WHAT THE TASK REQUIRES
Nothing before the line containing "Parse this screenshot: output" belongs in the answer; quote that line and all lines after it through the end of the material, word for word.

┌──

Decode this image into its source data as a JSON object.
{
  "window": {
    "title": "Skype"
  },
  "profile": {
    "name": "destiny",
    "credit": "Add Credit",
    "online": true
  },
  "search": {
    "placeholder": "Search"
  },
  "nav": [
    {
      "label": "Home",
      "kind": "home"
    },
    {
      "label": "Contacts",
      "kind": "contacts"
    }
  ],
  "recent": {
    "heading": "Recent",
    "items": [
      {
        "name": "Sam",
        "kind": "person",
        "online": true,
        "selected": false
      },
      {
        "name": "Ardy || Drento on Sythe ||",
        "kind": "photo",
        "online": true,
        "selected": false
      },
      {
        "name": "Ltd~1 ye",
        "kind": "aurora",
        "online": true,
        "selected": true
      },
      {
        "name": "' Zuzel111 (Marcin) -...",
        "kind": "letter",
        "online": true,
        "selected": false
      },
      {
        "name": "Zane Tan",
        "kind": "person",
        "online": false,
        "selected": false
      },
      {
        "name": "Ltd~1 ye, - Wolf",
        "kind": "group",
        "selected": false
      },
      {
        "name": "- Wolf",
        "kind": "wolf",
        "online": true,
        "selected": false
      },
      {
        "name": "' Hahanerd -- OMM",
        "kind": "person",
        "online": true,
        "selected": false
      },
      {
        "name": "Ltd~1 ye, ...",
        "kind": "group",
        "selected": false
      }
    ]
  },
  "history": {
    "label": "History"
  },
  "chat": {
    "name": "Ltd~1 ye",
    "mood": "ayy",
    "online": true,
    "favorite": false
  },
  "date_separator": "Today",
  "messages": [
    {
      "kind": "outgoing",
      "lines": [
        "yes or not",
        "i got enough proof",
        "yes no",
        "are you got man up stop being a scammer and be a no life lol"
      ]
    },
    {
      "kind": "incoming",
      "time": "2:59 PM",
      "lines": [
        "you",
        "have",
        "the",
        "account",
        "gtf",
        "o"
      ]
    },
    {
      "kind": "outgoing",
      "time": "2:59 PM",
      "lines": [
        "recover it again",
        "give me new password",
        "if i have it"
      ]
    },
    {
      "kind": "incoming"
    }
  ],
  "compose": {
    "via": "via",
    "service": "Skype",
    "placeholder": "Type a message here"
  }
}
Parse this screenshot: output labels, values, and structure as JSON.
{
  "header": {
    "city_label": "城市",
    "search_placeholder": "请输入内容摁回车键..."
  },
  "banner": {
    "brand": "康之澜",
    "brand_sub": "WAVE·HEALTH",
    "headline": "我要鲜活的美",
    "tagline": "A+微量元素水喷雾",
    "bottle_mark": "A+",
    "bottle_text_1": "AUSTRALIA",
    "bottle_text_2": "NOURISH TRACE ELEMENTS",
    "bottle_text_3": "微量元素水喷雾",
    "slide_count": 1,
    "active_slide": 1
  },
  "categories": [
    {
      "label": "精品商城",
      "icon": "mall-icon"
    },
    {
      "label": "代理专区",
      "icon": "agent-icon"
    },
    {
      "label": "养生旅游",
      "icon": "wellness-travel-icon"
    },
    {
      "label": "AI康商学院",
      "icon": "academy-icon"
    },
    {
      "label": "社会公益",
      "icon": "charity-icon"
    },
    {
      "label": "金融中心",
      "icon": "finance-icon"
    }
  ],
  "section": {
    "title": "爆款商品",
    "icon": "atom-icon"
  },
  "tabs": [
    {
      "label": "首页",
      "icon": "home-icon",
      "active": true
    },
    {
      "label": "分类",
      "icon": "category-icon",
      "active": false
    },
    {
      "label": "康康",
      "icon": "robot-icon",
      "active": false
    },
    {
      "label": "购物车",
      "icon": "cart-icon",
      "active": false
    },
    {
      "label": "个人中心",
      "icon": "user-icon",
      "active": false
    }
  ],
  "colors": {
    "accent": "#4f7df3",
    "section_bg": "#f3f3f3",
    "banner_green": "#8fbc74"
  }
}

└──

ANSWER
Parse this screenshot: output labels, values, and structure as JSON.
{
  "header": {
    "city_label": "城市",
    "search_placeholder": "请输入内容摁回车键..."
  },
  "banner": {
    "brand": "康之澜",
    "brand_sub": "WAVE·HEALTH",
    "headline": "我要鲜活的美",
    "tagline": "A+微量元素水喷雾",
    "bottle_mark": "A+",
    "bottle_text_1": "AUSTRALIA",
    "bottle_text_2": "NOURISH TRACE ELEMENTS",
    "bottle_text_3": "微量元素水喷雾",
    "slide_count": 1,
    "active_slide": 1
  },
  "categories": [
    {
      "label": "精品商城",
      "icon": "mall-icon"
    },
    {
      "label": "代理专区",
      "icon": "agent-icon"
    },
    {
      "label": "养生旅游",
      "icon": "wellness-travel-icon"
    },
    {
      "label": "AI康商学院",
      "icon": "academy-icon"
    },
    {
      "label": "社会公益",
      "icon": "charity-icon"
    },
    {
      "label": "金融中心",
      "icon": "finance-icon"
    }
  ],
  "section": {
    "title": "爆款商品",
    "icon": "atom-icon"
  },
  "tabs": [
    {
      "label": "首页",
      "icon": "home-icon",
      "active": true
    },
    {
      "label": "分类",
      "icon": "category-icon",
      "active": false
    },
    {
      "label": "康康",
      "icon": "robot-icon",
      "active": false
    },
    {
      "label": "购物车",
      "icon": "cart-icon",
      "active": false
    },
    {
      "label": "个人中心",
      "icon": "user-icon",
      "active": false
    }
  ],
  "colors": {
    "accent": "#4f7df3",
    "section_bg": "#f3f3f3",
    "banner_green": "#8fbc74"
  }
}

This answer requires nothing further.